The International Monetary Fund (IMF) has lowered its forecast for global economic growth this year, from 3.7% to 3.4%.
The reduction reflects a weak start to the year in the United States and a number of downgrades to the outlook for several other individual economies.
However there were uplifts for some countries, the largest being the UK.
The global forecast for 2015 is unchanged, with growth predicted to be 4%.
Several countries do receive an upgrade and the largest for 2014 is for the UK - from a 2.8% to a 3.2% expansion of the economy.
It is the latest in a string of upgrades from the IMF and others.
Introducing the new forecasts, the IMF's chief economist Olivier Blanchard said: "The recovery continues, but it remains a weak recovery, indeed a bit weaker than we forecast in April."
Nonetheless he said that the headline - the revision for this year - "makes things look worse than they really are".
That is because, he said, "it largely reflects something that has already happened".
The weakness at the beginning of 2014 in the United States - the economy contracted sharply in the first three months - will affect the figure for the whole year.
That was due to bad weather and firms meeting demand by running down stocks of goods to a greater extent than had been expected.
There were downward revisions for several emerging economies, with the largest being for Russia, reflecting what the IMF calls "geopolitical tensions".
That country's growth projection for this year is now just 0.2%, a downgrade from the previous World Economic Outlook forecast of 1.3%.
But the IMF referred to that same figure at the end of April, so it cannot fully reflect the most recent intensification of the international political crisis following the loss of the Malaysian airliner.
Brazil's outlook is also markedly weaker, due to a lack of confidence among businesses and consumers.
There is also an upward revision for Spain, one of the countries at the centre of the Eurozone financial crisis - by 0.3 and 0.6 percentage points this year and next.
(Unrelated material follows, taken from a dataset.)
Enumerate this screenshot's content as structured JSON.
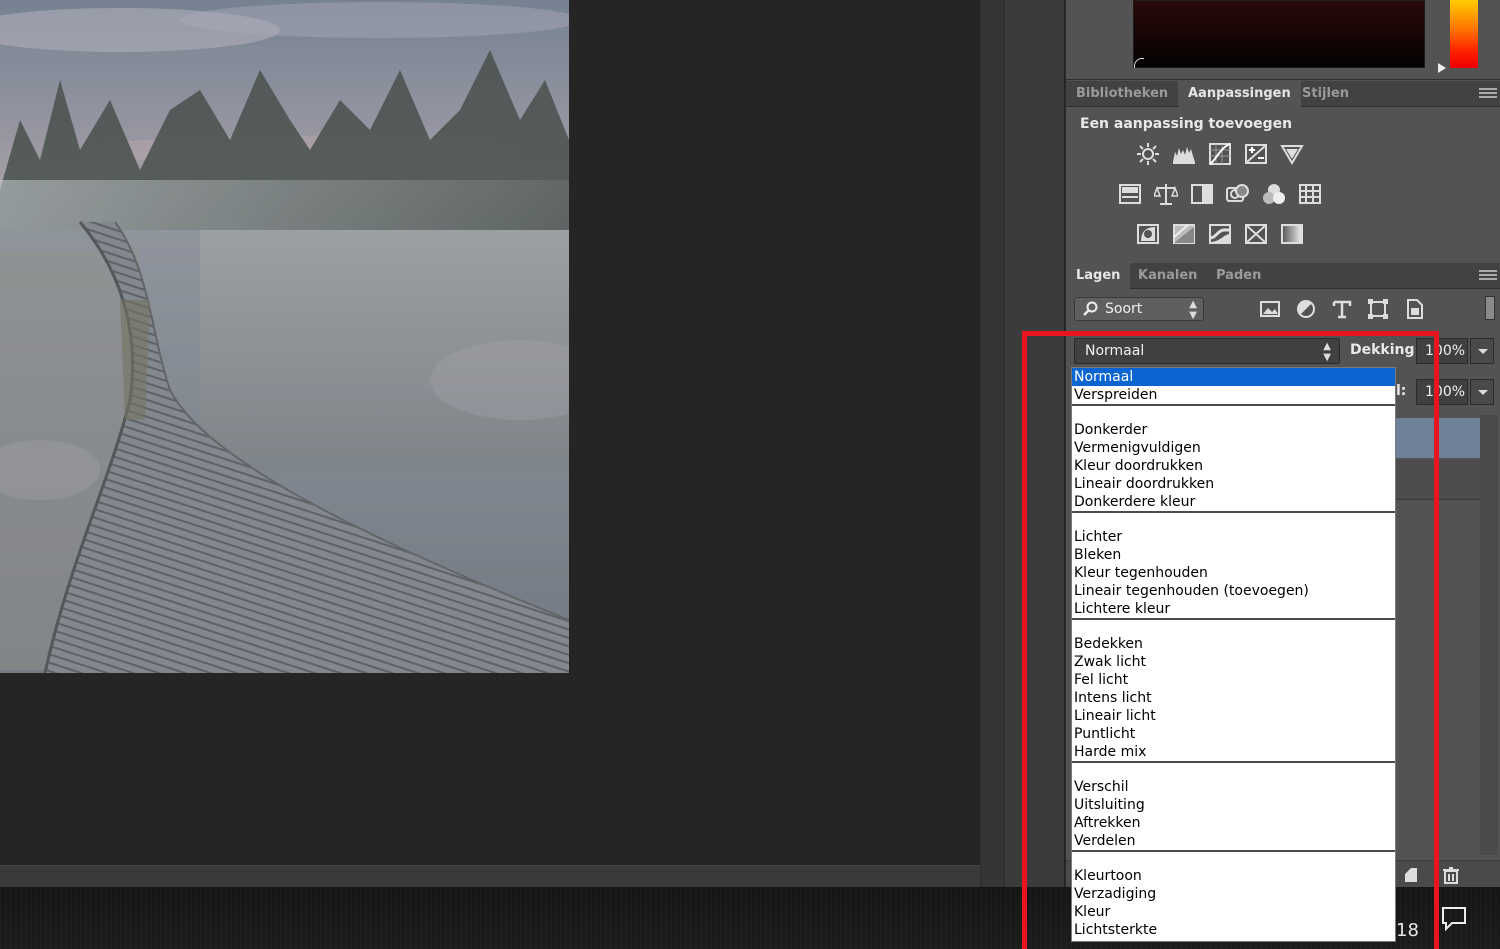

Even so, the forecasts for Spain are still fairly sluggish by pre-recession standards: 1.2% this year and 1.6% in 2015.